P.S.: IPFire tries to ping its configured gateway, for example. I believe it is for statistical purposes only, and some mechanisms such as PPPoE bring their own ping-alike functionality to detect connection loss.
Thank you. Should I write a wiki page summarizing this thread?
I believe the following nmap command will do exactly what @pmueller is describing here:
nmap -sT -PN -vv <target ip>
yes, that’s it; many scanners implement techniques to deal with destinations blocking
To determine whether there is a machine running behind an IP address, adversaries could also try to find network traffic recently caused by this IP address, such as DNS requests, mails or HTTP(S) requests originating from there. However, I believe this would be only worth the effort during a targeted reconnaissance, not during mass scans against the entire IP(v4) space.
Thanks, and best regards,
Since removing ICMP echo from RED my IPS logs have went to nearly zero. Security through obscurity appears to work well.
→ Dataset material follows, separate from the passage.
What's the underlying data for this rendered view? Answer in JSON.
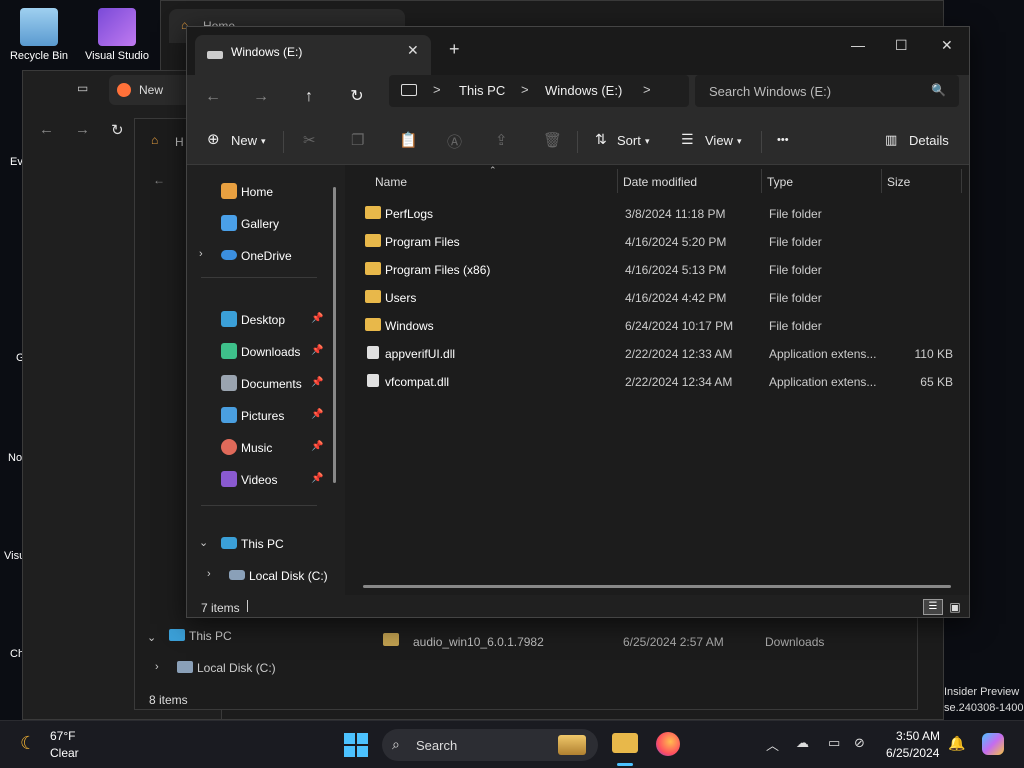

This is strange because If you ping a really not existing IP you got an answer from the router before this IP that the IP could not reached. So if you get no answer to ping it means that there is a firewall that drop the ping request. So a smart attacker know that there is something intresting…
Would you be willing to share the Core Update version and IPS ruleset you are currently using – now that IPS hits have gone to zero?
“nearly zero”. There are still some scan hits and IPS is working.
Most are connect scans on 22, 3389, and the Hauwei security vulnerability port. I imagine when looking to takeover a system 22 and 3389 and the primary targets regardless of ping response.
I’m not much of a networking security I.T. guy, but I hear what John is saying.
Yes, you can use nmap to poke at the ports and discover what’s open even with ping disabled. But you need an IP address as the target (or maybe a range ?). If I was a bad actor I think i would want to first find out via “quick and dirty” (aka ICMP ping/echo) what devices within a IP range were online before attempting specific port scan instead of wasting port scans on a non-existing device.
Is it possible to firewall “allow” ICMP echo for specific IP’s and block unknowns ?
Again, this is all a “work in progress” learning experience for me, most of it from using ipFire for so many years and reading blog comments such as these.
Thanks folks !
I seriously doubt that a successful attacker just uses a quick and dirty method to really gain access or searching for ip adresses. For such „script kiddies“ the default security should be enough - unless you open ports on RED. Then you have to think about securing these ports - not about icmp echo replies.
In the end I think it all boils down to your threat model. What do you want to defend against? On the low end are the aforementioned script kiddies. On the other end are state level actors which I‘m sure you can‘t really defend against as a private person or small/medium business. The more you move towards the high end the less important are icmp replies.
Yes, the defense in depth approach seems to favor going dark as a first step. But as you make outbound connections your ip will get published (google shodan and ntp for example). So think about securing open ports - if any. And ignore icmp echo replies. Your system will get hit anyway - and is fine with it!
(Sorry for drifting away a bit. If mods think it should be moved/deleted - feel free to do it!)
Thanks for your input Hagen.
Not drifting away really.
A lot of folks like me like to better understand the reasoning behind some things.
Installing firewalls like ipFire gives us a chance to learn and better ourselves with the knowledge that other more experience folks have to offer.